“Roots In An Ever Changing Environment”
HOME. ABOUT US. GALLERY. OLD GLASGOW FILMS. NEWS. PAST SPEAKERS. CONTACT US. LINKS.
Copyright 2010-13 © All rights reserved. Made By Colmac.
OLD GLASGOW FILMS
GORBALS HERITAGE TRAIL
The land was owned in partnership with the Trades' House and Hutcheson's Hospital until 1790 when the area to the west of the line of the present Eglinton Street as far as West Street was transferred to the Trades' House (hence the name Tradeston), the old village was passed to the Town Council and the rest of the area to the east of Eglinton Street became the property of Hut­cheson's Hospital.

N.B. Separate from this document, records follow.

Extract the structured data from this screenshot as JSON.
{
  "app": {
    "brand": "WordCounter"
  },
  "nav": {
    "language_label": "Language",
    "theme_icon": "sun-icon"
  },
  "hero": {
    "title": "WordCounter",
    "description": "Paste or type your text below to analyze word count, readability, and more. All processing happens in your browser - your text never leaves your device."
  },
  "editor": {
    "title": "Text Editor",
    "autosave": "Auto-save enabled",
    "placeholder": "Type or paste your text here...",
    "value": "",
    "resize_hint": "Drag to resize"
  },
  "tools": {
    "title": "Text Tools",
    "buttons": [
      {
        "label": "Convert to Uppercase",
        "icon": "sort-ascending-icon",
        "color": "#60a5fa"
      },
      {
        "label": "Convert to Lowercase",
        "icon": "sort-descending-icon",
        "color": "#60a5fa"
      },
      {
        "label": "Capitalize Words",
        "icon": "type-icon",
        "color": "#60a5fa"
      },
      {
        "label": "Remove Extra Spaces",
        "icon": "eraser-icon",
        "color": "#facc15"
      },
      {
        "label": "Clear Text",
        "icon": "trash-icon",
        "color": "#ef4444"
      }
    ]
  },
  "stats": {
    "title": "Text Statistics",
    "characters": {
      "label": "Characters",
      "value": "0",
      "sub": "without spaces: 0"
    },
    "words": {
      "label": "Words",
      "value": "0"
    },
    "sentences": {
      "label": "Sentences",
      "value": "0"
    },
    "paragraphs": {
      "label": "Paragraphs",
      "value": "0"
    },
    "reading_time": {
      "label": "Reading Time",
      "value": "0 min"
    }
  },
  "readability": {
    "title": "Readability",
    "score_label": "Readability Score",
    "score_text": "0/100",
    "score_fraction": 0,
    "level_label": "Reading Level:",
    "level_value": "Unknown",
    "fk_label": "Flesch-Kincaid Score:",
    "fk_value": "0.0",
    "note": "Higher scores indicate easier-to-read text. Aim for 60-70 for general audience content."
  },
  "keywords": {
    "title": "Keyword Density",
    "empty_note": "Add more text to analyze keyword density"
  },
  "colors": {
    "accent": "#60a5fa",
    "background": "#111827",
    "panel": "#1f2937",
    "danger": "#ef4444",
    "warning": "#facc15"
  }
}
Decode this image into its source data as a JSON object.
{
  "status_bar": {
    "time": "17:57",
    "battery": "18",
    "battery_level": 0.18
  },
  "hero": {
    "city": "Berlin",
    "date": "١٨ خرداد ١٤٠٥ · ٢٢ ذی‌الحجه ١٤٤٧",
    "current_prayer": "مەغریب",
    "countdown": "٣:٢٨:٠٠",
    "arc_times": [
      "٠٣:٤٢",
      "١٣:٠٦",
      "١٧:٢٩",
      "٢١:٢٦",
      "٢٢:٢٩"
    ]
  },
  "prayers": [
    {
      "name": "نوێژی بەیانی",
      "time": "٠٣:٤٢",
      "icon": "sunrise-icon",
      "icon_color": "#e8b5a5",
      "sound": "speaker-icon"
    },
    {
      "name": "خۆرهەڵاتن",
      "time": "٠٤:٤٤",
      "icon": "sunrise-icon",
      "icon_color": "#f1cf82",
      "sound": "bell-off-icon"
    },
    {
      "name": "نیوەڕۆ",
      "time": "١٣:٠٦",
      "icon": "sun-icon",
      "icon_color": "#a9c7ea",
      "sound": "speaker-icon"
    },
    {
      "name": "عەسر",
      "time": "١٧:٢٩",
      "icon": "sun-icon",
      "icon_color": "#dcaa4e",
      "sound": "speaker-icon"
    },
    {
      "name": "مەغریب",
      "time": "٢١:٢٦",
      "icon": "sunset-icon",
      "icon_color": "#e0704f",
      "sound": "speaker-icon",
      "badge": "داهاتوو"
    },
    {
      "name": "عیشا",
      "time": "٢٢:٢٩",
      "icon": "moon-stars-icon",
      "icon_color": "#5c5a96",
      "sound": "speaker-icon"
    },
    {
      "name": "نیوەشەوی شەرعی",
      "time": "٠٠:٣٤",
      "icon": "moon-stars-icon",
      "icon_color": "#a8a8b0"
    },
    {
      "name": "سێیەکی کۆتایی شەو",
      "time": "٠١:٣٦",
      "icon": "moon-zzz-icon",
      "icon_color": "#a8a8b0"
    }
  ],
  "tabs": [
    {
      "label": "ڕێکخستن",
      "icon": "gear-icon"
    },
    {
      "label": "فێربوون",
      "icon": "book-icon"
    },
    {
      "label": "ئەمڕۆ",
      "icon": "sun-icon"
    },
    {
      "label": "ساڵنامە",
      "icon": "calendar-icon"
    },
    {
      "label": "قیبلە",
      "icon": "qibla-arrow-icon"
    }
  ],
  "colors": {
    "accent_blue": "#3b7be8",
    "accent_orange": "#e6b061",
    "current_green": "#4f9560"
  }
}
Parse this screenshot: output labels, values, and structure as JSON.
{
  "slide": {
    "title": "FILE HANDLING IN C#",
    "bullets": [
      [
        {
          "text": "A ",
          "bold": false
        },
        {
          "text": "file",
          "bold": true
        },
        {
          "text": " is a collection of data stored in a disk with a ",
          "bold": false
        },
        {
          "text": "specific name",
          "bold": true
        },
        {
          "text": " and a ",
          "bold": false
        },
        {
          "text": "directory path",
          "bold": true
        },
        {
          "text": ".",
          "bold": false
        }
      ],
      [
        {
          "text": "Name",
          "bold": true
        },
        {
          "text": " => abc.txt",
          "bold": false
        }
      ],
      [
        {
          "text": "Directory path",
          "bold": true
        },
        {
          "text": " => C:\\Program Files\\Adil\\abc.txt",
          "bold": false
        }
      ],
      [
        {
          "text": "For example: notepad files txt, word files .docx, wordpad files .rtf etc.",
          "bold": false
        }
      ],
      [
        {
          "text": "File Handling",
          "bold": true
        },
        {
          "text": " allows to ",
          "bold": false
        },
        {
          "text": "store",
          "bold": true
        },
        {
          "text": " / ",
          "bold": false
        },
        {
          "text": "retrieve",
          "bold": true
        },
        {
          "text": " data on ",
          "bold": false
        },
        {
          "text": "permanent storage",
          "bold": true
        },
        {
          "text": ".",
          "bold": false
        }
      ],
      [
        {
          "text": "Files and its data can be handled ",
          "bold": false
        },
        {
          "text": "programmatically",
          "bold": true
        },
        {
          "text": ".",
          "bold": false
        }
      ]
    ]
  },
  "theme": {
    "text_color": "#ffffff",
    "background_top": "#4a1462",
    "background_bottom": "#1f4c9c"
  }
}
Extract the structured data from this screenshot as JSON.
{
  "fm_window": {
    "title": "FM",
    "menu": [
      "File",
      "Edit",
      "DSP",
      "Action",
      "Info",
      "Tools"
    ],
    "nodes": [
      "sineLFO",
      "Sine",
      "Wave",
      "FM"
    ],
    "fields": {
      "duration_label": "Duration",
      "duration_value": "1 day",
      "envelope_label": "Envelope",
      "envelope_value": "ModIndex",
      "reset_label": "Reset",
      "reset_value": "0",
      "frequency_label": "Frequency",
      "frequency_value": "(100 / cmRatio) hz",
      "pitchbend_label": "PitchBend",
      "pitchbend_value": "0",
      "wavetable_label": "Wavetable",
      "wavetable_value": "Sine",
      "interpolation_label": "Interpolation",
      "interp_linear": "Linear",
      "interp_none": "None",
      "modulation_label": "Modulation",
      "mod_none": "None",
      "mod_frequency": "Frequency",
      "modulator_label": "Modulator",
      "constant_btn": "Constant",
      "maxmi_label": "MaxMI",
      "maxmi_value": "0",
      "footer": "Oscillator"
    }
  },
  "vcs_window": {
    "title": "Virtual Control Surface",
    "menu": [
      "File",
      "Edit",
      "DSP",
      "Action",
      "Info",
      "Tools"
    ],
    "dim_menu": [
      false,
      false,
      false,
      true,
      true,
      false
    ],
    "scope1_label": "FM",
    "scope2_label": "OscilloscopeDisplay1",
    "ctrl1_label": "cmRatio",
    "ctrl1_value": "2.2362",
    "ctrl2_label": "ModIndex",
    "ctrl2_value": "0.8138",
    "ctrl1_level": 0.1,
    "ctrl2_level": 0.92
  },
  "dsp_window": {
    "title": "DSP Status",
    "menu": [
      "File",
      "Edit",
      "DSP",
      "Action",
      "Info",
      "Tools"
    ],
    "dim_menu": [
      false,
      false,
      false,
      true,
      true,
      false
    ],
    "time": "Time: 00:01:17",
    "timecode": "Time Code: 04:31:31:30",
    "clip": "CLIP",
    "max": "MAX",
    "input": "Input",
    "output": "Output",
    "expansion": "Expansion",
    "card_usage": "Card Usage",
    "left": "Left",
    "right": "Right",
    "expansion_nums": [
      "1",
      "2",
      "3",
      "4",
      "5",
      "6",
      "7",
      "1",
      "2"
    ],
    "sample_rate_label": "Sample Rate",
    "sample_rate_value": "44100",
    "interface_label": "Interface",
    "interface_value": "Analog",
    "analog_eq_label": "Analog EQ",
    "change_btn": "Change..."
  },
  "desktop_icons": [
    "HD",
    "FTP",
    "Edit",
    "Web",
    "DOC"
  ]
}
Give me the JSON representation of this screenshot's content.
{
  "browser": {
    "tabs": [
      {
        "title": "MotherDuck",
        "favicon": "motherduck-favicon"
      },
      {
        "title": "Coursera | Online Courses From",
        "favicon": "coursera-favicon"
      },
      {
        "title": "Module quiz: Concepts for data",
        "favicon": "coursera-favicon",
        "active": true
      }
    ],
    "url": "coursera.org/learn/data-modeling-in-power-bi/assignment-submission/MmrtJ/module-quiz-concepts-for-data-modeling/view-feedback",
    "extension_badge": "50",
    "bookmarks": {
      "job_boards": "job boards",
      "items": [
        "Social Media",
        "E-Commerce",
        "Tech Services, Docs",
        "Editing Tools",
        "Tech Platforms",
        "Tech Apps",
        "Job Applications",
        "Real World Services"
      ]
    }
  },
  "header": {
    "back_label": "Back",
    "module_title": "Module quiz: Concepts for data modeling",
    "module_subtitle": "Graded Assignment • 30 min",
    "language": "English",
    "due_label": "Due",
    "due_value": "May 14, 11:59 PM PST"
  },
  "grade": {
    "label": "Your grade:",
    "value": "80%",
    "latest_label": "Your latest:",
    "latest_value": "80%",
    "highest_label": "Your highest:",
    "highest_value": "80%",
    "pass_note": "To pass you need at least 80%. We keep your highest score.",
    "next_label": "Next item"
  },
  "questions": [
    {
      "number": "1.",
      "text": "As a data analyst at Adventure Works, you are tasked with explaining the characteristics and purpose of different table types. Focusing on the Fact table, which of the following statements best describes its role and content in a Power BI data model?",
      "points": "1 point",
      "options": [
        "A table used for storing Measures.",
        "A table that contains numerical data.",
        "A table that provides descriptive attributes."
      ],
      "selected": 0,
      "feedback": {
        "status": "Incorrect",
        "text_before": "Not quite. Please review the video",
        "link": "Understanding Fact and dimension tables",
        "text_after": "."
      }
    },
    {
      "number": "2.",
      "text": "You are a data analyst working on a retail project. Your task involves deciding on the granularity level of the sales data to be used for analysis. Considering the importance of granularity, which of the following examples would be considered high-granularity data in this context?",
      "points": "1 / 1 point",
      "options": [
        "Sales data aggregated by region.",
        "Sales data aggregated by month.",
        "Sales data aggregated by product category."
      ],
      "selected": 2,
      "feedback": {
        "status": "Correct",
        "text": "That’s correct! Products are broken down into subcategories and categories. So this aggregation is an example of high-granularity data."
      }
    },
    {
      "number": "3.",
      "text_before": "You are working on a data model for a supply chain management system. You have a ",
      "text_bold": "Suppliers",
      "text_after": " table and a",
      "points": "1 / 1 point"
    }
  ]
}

Soon afterwards, rapid urban growth was initiated, both east and west of the old village. To the east, the patrons of Hutcheson's Hospital promoted the development of Hutchesontown, its original principal streets being Adelphi Street and Hospital Street. To the west, on ground sold to James Laurie, Laurieston was laid out as a fashionable suburb with broad classical streets, starting in 1802 with the development of Carlton Place on the riverbank, and followed by "highly genteel" streets such as Abbotsford Place.
The advent of the Industrial Revolution changed the character of the area with the construction of the Govan Ironworks, better known as Dixon's Blazes. Buildings were demolished to make way for elevated railway lines. To house the workers in the local factories and cotton mills, the development of Hutchesontown was com­pleted with a grid-iron layout of four-storey tenements.
Carlton Place from Clyde Street
1828.
These original tenements, although plainer than before, still retained some classical influence in their design. The old village Main Street was demolished in the 1870s and rebuilt as Gorbals Street by the City Improvement Trust. A new focal point was created at Gorbals Cross.
The Gorbals became a busy place with wide streets bustl­ing with commercial activity. In the 1930s, nearly 90,000 people lived in the area. There were over 1,000 shops, over 130 public houses and an abundance of cinemas and other places of public entertainment. The Gorbals was a true community, assimilating a succes­sion of immigrant groups such as Irish, Jews and Lithua­nians. But backcourts became crammed with small scale industries and houses were subdivided, producing desperate overcrowding. As the City expanded, people who could afford to, increasingly left the Gorbals for better houses elsewhere and properties fell into disrepair. In the Gorbals as a whole, there was only one toilet for every three houses — and 94% of the houses had no bath. In Hutchesontown, the majority of houses had only one or two rooms. Conditions deteriorated to such an extent that, by the 1950s, most of the housing was considered unsuitable for habitation.  (to be continued...)
CUMBERLAND STREET HUTCHESONTOWN